Dirk Dijkstra (Bangkok, Thailand)

Although an unhappy knee prevented me to get very far on the trek (November 2007), I had a profound heart opening experience, I can't really give a reason, whether it was the people, the mountains, the altitude or any combination of it. And it doesn't matter, the experience was/is real and lasting, even at this moment of writing a good two months later it is still present and alive....

Moreover, I am very impressed with the work "Hands with Hands" is undertaking and the fantastic team(work) making it all possible.

Nik Harris (London, England)

Re: Nepal:  My overall impression of Nepal was of an amazingly beautiful mountainous country and a very friendly/smiley/wonderful people. Also Nepal clearly still has a lot of the original culture and felt very safe. A wonderful place to go trekking in. A gem! Also for me, the mountains and people embodied something spiritual.

Re: Treks:  I found that I like walking reasonably actively/speedily but that I very much like stopping when I meet something interesting - a beautiful spot to meditate, or people to speak to or a temple to visit.

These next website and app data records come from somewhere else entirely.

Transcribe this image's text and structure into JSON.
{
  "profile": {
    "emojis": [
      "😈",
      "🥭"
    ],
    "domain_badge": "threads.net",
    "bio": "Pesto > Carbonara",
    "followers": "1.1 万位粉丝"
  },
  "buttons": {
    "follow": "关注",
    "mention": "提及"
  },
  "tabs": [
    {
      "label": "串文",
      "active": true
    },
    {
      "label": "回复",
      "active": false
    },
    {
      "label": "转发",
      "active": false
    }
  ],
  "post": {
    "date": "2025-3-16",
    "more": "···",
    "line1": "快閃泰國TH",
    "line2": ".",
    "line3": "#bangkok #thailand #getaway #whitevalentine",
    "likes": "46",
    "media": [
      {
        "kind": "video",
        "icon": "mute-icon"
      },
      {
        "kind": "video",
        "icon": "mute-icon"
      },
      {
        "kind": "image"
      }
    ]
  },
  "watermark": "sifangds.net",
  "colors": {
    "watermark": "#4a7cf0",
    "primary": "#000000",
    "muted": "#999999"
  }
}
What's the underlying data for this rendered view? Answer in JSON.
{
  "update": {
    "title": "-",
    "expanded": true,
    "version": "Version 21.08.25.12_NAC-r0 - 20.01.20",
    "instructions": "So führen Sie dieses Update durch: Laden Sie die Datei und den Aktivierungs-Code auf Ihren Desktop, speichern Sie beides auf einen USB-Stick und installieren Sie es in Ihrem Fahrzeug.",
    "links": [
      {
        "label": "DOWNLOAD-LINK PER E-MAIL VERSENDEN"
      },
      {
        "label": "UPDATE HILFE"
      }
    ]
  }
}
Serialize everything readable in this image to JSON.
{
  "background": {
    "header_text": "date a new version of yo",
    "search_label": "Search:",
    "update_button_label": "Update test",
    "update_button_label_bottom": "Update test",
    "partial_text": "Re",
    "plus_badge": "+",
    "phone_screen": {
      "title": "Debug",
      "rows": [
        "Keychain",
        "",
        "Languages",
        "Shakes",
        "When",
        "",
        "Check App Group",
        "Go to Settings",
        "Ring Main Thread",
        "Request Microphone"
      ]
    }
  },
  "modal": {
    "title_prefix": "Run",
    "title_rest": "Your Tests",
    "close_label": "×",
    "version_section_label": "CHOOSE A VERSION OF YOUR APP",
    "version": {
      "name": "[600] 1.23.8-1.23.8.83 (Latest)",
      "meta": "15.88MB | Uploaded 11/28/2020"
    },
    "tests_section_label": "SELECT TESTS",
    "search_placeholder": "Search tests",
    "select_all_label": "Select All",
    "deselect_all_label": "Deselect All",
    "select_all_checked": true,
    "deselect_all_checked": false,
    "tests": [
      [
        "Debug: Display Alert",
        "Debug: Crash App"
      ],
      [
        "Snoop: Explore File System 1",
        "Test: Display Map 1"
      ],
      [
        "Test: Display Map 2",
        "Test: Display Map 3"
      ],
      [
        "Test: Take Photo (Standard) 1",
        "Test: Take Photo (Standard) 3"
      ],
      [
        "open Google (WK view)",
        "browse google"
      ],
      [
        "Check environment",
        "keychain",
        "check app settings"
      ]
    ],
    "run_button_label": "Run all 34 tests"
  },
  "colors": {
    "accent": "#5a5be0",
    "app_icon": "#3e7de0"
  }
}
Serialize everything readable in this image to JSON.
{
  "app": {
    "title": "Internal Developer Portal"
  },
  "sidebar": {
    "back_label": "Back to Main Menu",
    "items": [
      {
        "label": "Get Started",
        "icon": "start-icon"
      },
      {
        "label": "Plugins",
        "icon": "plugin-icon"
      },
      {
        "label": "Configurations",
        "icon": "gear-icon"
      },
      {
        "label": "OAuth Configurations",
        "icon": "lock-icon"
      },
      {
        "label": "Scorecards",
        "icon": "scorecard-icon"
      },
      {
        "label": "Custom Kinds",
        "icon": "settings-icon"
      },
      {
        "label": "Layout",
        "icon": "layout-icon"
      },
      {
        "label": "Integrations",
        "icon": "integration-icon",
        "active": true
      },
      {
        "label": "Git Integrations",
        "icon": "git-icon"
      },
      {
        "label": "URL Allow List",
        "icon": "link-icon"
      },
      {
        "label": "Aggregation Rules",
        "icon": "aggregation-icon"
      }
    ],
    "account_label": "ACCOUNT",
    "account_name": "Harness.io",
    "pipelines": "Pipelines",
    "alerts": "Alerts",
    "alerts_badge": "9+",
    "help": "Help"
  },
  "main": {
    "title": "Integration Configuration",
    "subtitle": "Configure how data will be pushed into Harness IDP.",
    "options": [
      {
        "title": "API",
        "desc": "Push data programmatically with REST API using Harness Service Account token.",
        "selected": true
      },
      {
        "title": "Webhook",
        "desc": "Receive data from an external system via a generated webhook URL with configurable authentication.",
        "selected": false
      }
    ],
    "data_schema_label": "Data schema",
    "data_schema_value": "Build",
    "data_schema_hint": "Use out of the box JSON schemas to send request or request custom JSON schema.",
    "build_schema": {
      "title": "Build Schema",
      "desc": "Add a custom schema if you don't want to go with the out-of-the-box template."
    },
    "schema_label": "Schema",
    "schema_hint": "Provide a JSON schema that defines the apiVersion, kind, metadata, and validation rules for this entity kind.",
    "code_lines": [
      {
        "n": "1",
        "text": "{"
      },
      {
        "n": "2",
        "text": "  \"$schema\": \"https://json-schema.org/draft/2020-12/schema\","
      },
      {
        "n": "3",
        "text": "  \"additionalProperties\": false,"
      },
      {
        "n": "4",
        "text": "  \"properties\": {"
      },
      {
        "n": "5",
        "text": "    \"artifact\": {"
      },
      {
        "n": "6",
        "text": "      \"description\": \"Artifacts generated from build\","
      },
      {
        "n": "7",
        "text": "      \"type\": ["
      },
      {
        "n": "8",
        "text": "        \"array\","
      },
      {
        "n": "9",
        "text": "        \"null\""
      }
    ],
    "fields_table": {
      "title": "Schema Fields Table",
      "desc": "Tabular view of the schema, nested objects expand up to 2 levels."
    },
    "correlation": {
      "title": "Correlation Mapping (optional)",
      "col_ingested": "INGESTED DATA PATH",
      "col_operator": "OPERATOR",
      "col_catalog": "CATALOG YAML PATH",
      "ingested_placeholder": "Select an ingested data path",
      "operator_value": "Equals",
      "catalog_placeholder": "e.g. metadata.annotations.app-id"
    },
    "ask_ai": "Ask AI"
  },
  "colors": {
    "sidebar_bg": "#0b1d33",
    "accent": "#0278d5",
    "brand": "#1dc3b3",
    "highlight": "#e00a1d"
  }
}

Seems to me there are at least 3 types of walkers - those that travel fast, stop little, and probably will go as high as they can.
Those that would like to walk up to whatever height, but also like to stop look and listen (bit like me).
Those that would enjoy the lovely scenery and people up to about 3000m (after is colder and altitude).

Re: Charity work:  Meet the people on a real face to face level, learn something about yourself and make a difference.

Egon Castlunger (Zurich, Switzerland)

Information:for me the quick answers, and information you gave me per email were good and detailed. I could organize my trip-luggage appropriately.

Arriving in Nepal: Also good. I had a pleasant arrival to the basis hotel in Kathmandu. The transport from the airport and picking up was well organized.

From the first day on I felt in good hands, in the sense that there I felt a certain sense of responsibility and caring towards the group. What I understood very quickly is that in Nepal especially it is wise to be ready to change the plans for a series of reasons; for example the postponing of the official start of the Trek because one person was delayed arriving to Nepal, So, a guide, a group leader must be ready each moment for new decisions. And with this topic it was fine. Babu (our guide) was pretty sensible and fine to be with. He was always listening carefully to each members need or complaints. Never under pressure or stress. It would be great to have him within the next trek. 

A final thought: This was my first Himalayan experience, and not the last. That's for sure! I feel very lucky and thankful to have been part of Kira's charity trek. The mixture of trekking, nature, mystic, different cultures, visiting charity projects, was so rich, so touching and deep. I have learned a lot from it, and am looking forward to be part of a next trip soon!

Jay Newmark from London, England

Friends - as many of you know, April 2007 I spent two weeks in Nepal, trekking in the Himalayas and visiting some charitable projects that my dear friend Kira Kay had helped to initiate. She has set-up multiple different projects in Nepal over the past few years, including Microfinance in remote villages, self-sustaining children's homes, and work with schools and hospitals.

Veronika Kloucek, (London, England)

Nepal has been an unforgettable, deeply touching and life changing experience. I still feel moved by the heart warming and honest nature of the people, the stunning nature and silent magic of the Himalayas and the colourfulness and richness I have experienced in Nepal. I came to visit my friend Kira and her projects and to do a trek together with a group of friends from all over the world. The tour started with a warm welcome of Kira's Nepali friends in the buzzing city of Kathmandu and took us to Pokhara, where we spent a wonderful afternoon playing with the children in Self-sustaining Orphan Home.